SAN ANTONIO — If you stand too close, you may strain your neck looking at Rudy Herrera's latest downtown art work which spans the nine-story historic Kress building. But just imagine if you were Herrera, who is afraid of heights, and had to push through to get the job done.
Herrera spent about five weeks, from 9 a.m. to midnight, seven days a week on his labor of love, also known as "The Last Parade" for Centro San Antonio. He had help of course, but the emotional support of fellow muralists Ana Hernandez, Ashley Alvarez and Crystal Tamez, was just as important as the physical support of a four-foot lift.

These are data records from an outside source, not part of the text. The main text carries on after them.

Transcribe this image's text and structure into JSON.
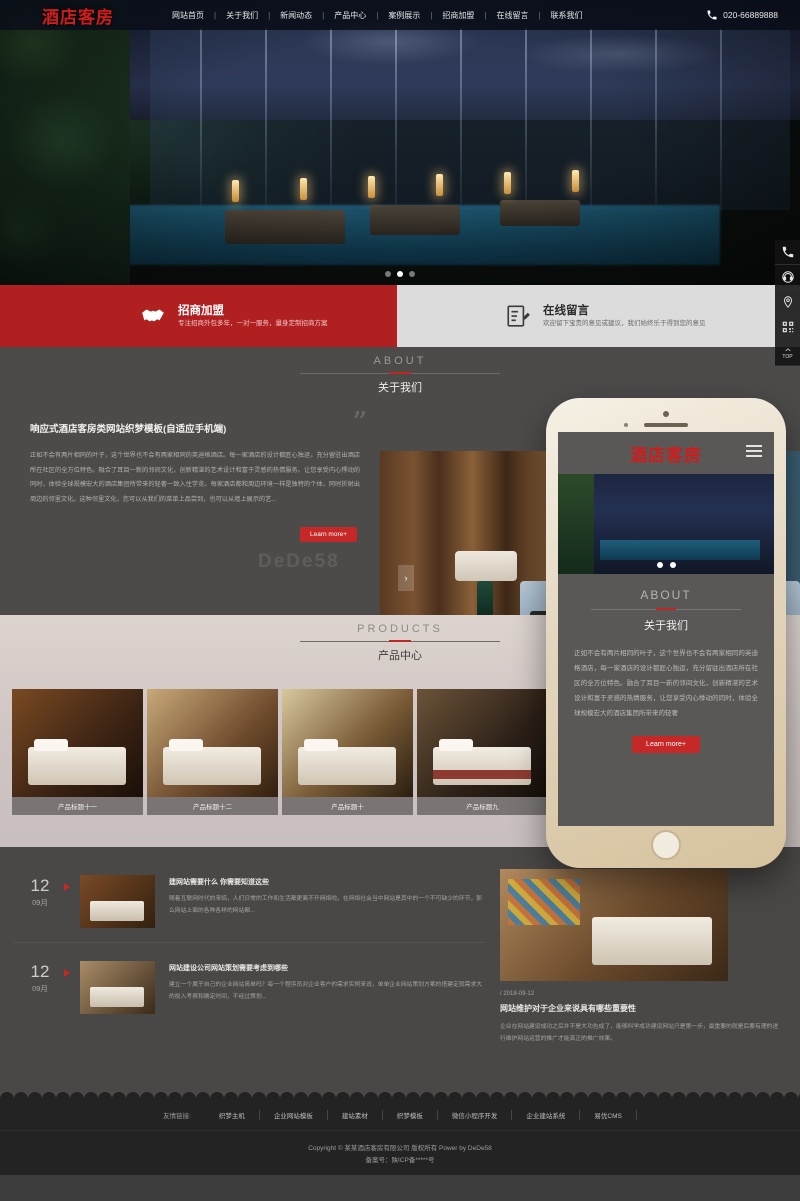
{
  "header": {
    "logo": "酒店客房",
    "nav": [
      "网站首页",
      "关于我们",
      "新闻动态",
      "产品中心",
      "案例展示",
      "招商加盟",
      "在线留言",
      "联系我们"
    ],
    "phone_icon": "telephone-icon",
    "phone": "020-66889888"
  },
  "hero": {
    "slide_dots": 3,
    "active_dot": 2
  },
  "sidetools": [
    {
      "name": "phone-icon",
      "label": "电话"
    },
    {
      "name": "headset-icon",
      "label": "客服"
    },
    {
      "name": "location-pin-icon",
      "label": "地址"
    },
    {
      "name": "qr-code-icon",
      "label": "二维码"
    },
    {
      "name": "back-to-top-icon",
      "label": "TOP"
    }
  ],
  "banners": [
    {
      "icon": "handshake-icon",
      "title": "招商加盟",
      "subtitle": "专注招商外包多年，一对一服务，量身定制招商方案",
      "bg": "#b02020"
    },
    {
      "icon": "note-pencil-icon",
      "title": "在线留言",
      "subtitle": "欢迎留下宝贵的意见或建议，我们始终乐于得到您的意见",
      "bg": "#dcdcdc"
    }
  ],
  "about": {
    "en": "ABOUT",
    "cn": "关于我们",
    "title": "响应式酒店客房类网站织梦模板(自适应手机端)",
    "text": "正如不会有两片相同的叶子，这个世界也不会有两家相同的英迪格酒店。每一家酒店的设计都匠心独运，充分留驻出酒店所在社区的全方位特色。融合了耳目一新的邻间文化，创新精湛的艺术设计和富于灵感的热情服务。让您享受内心悸动的同时，体验全球规模宏大的酒店集团所带来的轻奢一致入住学览。每家酒店都和周边环境一样是独特的个体，同时折射出周边的邻里文化。这种邻里文化，您可以从我们的菜单上品尝到，也可以从墙上展示的艺...",
    "button": "Learn more+",
    "watermark": "DeDe58",
    "quote_glyph": "”"
  },
  "products": {
    "en": "PRODUCTS",
    "cn": "产品中心",
    "items": [
      {
        "title": "产品标题十一"
      },
      {
        "title": "产品标题十二"
      },
      {
        "title": "产品标题十"
      },
      {
        "title": "产品标题九"
      }
    ]
  },
  "news": {
    "left": [
      {
        "day": "12",
        "month": "09月",
        "title": "建网站需要什么 你需要知道这些",
        "desc": "随着互联网时代的来临，人们日常的工作和生活都更离不开网络啦，在网络社会当中网站是其中的一个不可缺少的环节，那么网站上面的各种各样的网站都..."
      },
      {
        "day": "12",
        "month": "09月",
        "title": "网站建设公司网站策划需要考虑到哪些",
        "desc": "建立一个属于自己的企业网站简单吗？每一个程序员对企业客户的需求实例来说，单单企业网站策划方案的搭建定就需求大的投入考察和确定时间，不经过策划..."
      }
    ],
    "right": {
      "date": "/ 2018-09-12",
      "title": "网站维护对于企业来说具有哪些重要性",
      "desc": "企业在网站建设成功之后并不是大功告成了，能够科学成功建设网站只是第一步，最重要的就是后要有理的进行维护网站运营的推广才能真正的推广效果。"
    }
  },
  "phone_mockup": {
    "logo": "酒店客房",
    "menu_icon": "hamburger-menu-icon",
    "about_en": "ABOUT",
    "about_cn": "关于我们",
    "about_text": "正如不会有两片相同的叶子，这个世界也不会有两家相同的英迪格酒店，每一家酒店的设计都匠心独运，充分留驻出酒店所在社区的全方位特色。融合了耳目一新的邻间文化，创新精湛的艺术设计和富于灵感的热情服务，让您享受内心悸动的同时，体验全球规模宏大的酒店集团所带来的轻奢",
    "button": "Learn more+"
  },
  "footer": {
    "links_label": "友情链接:",
    "links": [
      "织梦主机",
      "企业网站模板",
      "建站素材",
      "织梦模板",
      "微信小程序开发",
      "企业建站系统",
      "易优CMS"
    ],
    "copyright": "Copyright © 某某酒店客房有限公司 版权所有 Power by DeDe58",
    "icp": "备案号：陕ICP备*****号"
  }
}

"They contributed a lot as far as knowledge. There would be times where, you know, I'm afraid of heights - we'd go up there. My homie, Slim - he'd be talking in my ear and I'd have to tell Slim, like, 'Hey, be quiet... I'm in flight or fight right now.' But my homie, Crystal, she was really cool because I'd be like, 'Hey Crystal, I'm scared. Here's the color key - tell me what I need to do.' And like the boss she is - she'd be like boom, boom, boom. And they all kind of did that for me. I kind of got babied when they were around, but they were a big help in all the senses."

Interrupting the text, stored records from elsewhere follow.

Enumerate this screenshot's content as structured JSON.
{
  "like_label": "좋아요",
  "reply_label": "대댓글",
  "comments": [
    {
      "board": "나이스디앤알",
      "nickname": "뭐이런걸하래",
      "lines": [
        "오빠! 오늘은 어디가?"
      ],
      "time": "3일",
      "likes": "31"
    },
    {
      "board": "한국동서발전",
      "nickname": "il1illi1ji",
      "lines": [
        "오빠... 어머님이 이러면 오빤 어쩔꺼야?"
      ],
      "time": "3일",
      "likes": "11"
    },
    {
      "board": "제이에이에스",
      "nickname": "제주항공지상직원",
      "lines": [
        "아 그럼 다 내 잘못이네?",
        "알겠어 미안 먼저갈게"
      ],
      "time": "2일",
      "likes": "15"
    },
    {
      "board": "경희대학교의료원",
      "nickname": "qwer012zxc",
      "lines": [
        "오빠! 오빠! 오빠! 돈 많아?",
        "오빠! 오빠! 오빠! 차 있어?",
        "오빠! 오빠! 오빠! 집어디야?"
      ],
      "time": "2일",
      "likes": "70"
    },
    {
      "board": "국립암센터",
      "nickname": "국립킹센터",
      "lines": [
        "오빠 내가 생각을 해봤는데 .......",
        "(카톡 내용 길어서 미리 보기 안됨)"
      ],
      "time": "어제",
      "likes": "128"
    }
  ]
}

The mural is one of the last of the 21 public projects being completed in 2021 as part of Centro San Antonio’s Art Everywhere initiative. The idea is to showcase local artists' work all over downtown.

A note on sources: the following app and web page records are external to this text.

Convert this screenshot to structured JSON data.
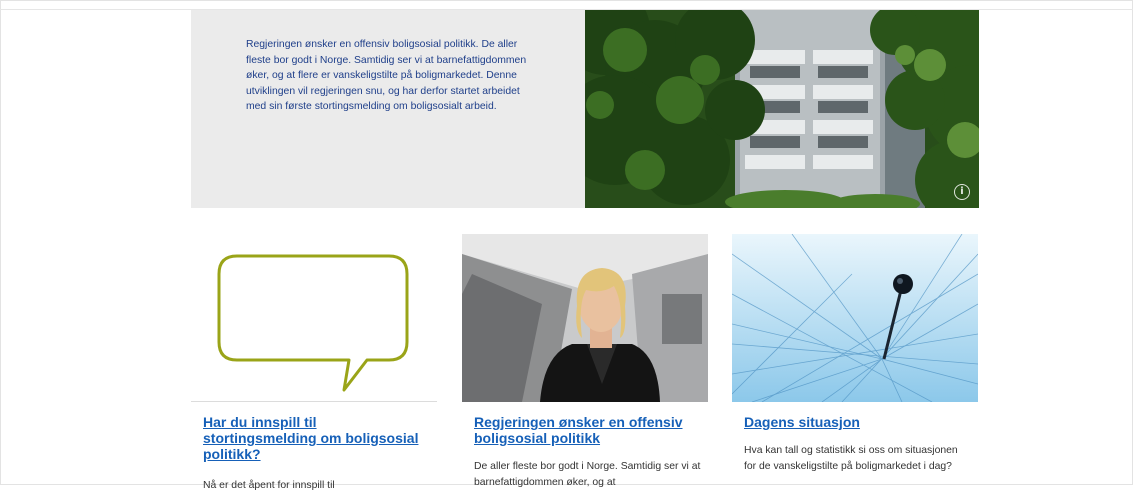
{
  "hero": {
    "text": "Regjeringen ønsker en offensiv boligsosial politikk. De aller fleste bor godt i Norge. Samtidig ser vi at barnefattigdommen øker, og at flere er vanskeligstilte på boligmarkedet. Denne utviklingen vil regjeringen snu, og har derfor startet arbeidet med sin første stortingsmelding om boligsosialt arbeid.",
    "image_icon": "apartment-building-photo",
    "info_label": "i"
  },
  "cards": [
    {
      "title": "Har du innspill til stortingsmelding om boligsosial politikk?",
      "text": "Nå er det åpent for innspill til",
      "image_icon": "speech-bubble-icon"
    },
    {
      "title": "Regjeringen ønsker en offensiv boligsosial politikk",
      "text": "De aller fleste bor godt i Norge. Samtidig ser vi at barnefattigdommen øker, og at",
      "image_icon": "minister-portrait-photo"
    },
    {
      "title": "Dagens situasjon",
      "text": "Hva kan tall og statistikk si oss om situasjonen for de vanskeligstilte på boligmarkedet i dag?",
      "image_icon": "pin-network-image"
    }
  ],
  "colors": {
    "link": "#1660b8",
    "hero_text": "#1f3f8a",
    "hero_panel": "#ebebeb",
    "bubble": "#9aa418"
  }
}
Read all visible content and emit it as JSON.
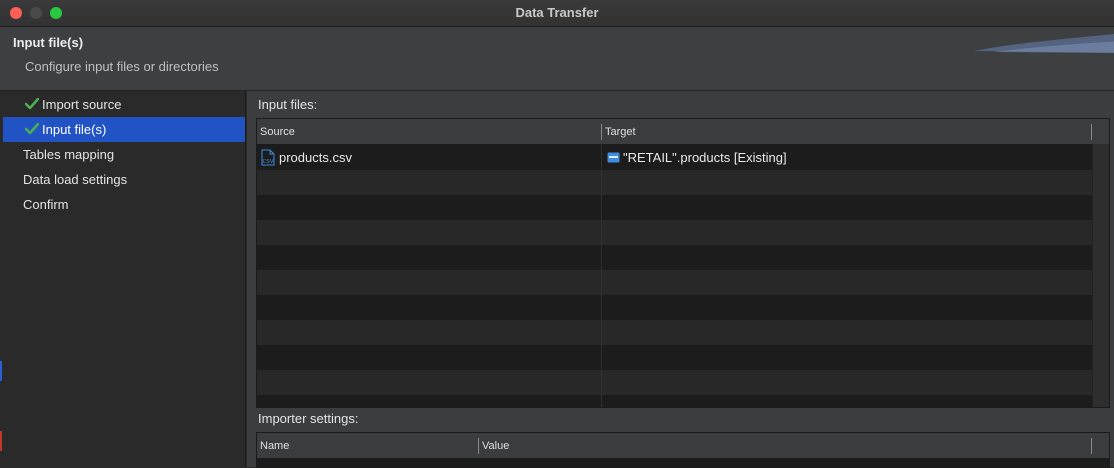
{
  "window": {
    "title": "Data Transfer"
  },
  "header": {
    "title": "Input file(s)",
    "subtitle": "Configure input files or directories"
  },
  "sidebar": {
    "items": [
      {
        "label": "Import source",
        "completed": true,
        "active": false
      },
      {
        "label": "Input file(s)",
        "completed": true,
        "active": true
      },
      {
        "label": "Tables mapping",
        "completed": false,
        "active": false
      },
      {
        "label": "Data load settings",
        "completed": false,
        "active": false
      },
      {
        "label": "Confirm",
        "completed": false,
        "active": false
      }
    ]
  },
  "input_files": {
    "label": "Input files:",
    "columns": [
      "Source",
      "Target"
    ],
    "rows": [
      {
        "source": "products.csv",
        "source_icon": "csv-file-icon",
        "target": "\"RETAIL\".products [Existing]",
        "target_icon": "table-icon"
      }
    ]
  },
  "importer_settings": {
    "label": "Importer settings:",
    "columns": [
      "Name",
      "Value"
    ]
  },
  "colors": {
    "accent": "#2153c5",
    "check": "#4caf50",
    "icon_blue": "#3c8dde"
  }
}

To check out more of Herrera's work and follow him on Instagram, click here.